The digital plan review process by Sewer, Electrical, Mechanical, Building Code and Fire Prevention is simultaneous. When the review cycle is complete, the designer will be notified by e-mail that the plans are approved, or revisions are required with specifics. 

Step Four - Permit Issuance

Permit Issuance: The Building Code Review Office will phone the agent of record when plans have been approved by all the appropriate Offices. The permit is not issued at this point and no work may begin. When all required Plan Review approvals are complete, the owner/agent (i n the case of work done by owner) or a city-licensed contractor can come in to room 301 to obtain the Building Permit. At this time the actual work cost is submitted if not already in, the permit/inspection/close-out fee is paid (second fee payment), and the permit is issued. With the permit posted so as to be visible from the street during the entire project, work may begin. When the permit is issued, the Client will prepare and forward a paper copy of the plans for the building inspector, and the digital copy will be stored by the City as permanent legal documents of record

Step Five - Inspections

Building Permit Inspections are required at various stages, depending on the nature of the project; typical inspections include:

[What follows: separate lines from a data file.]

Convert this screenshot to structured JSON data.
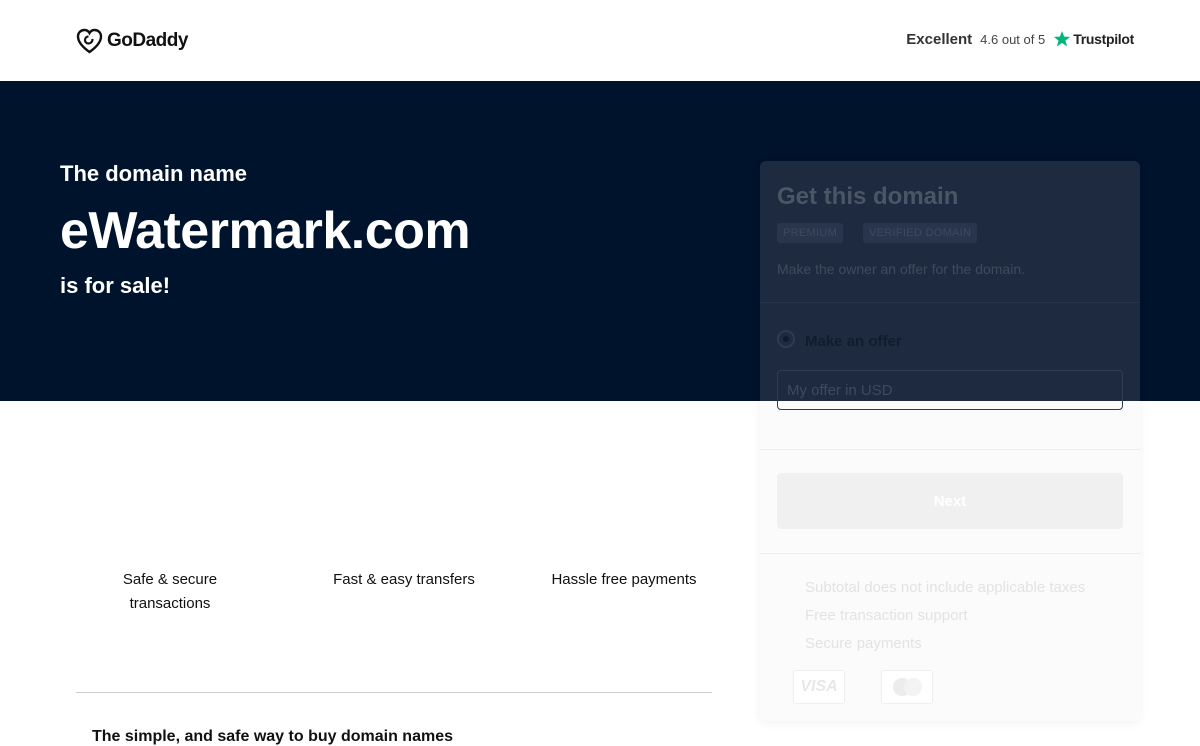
{
  "header": {
    "logo_text": "GoDaddy",
    "rating_label": "Excellent",
    "rating_score": "4.6 out of 5",
    "trustpilot_label": "Trustpilot"
  },
  "hero": {
    "pre_text": "The domain name",
    "domain": "eWatermark.com",
    "post_text": "is for sale!"
  },
  "features": [
    {
      "label": "Safe & secure transactions"
    },
    {
      "label": "Fast & easy transfers"
    },
    {
      "label": "Hassle free payments"
    }
  ],
  "bottom_title": "The simple, and safe way to buy domain names",
  "card": {
    "title": "Get this domain",
    "badges": [
      "PREMIUM",
      "VERIFIED DOMAIN"
    ],
    "subtitle": "Make the owner an offer for the domain.",
    "option_label": "Make an offer",
    "input_placeholder": "My offer in USD",
    "next_label": "Next",
    "info": [
      "Subtotal does not include applicable taxes",
      "Free transaction support",
      "Secure payments"
    ],
    "payment_visa": "VISA"
  },
  "colors": {
    "hero_bg": "#00132c",
    "trustpilot_green": "#00b67a"
  },
  "icons": [
    "godaddy-logo-icon",
    "trustpilot-star-icon",
    "radio-selected-icon",
    "visa-card-icon",
    "mastercard-icon"
  ]
}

  • After any accident or natural event which could have affected project
  • All Special Inspections called for by the project parameters and organized by the property owner or his agent
  • Building systems, including underground and rough-in; mechanical, electrical, plumbing
  • Concrete slab after pour
  • Concrete slab or under-floor formwork and rebar inspection
  • Energy Code compliance
  • Excavation inspection
  • Final inspection after all work authorized by the building permit has been completed (leading to a Certificate of Compliance or Certificate of Occupancy).
  • Fire resistant construction
  • Fire resistant penetrations
  • Foundation/footing after pour
  • Foundation/footing formwork and rebar inspection
  • Framing inspection
  • Insulation
  • Interior finishes
  • Lowest floor elevation confirmation (in flood plain districts)
  • M/E/P fixture installations
  • Proposed work which is a deviation from approved construction documents, or found work
  • Solid fuel burning appliances, chimney, flues, or gas vents
  • Work site prior to the issuance of a permit

The project agent is responsible for scheduling all inspections with the inspectors, including all Special Inspections, providing all Special Inspections reports to the field inspector, and collecting all closing documents at the end of the project and giving them to the field inspector. (See Closing Documents form)

Step Six - Closing Out Permit

After the final inspection is successfully passed, and all closing documents have been given to the field inspector, one of two documents can be issued to close the project: either a Certificate of Occupancy, or a Certificate of Compliance. These documents certify that the work has been satisfactorily completed and that the property is legally ready to be occupied as its Use/Occupancy.

Plan review contacts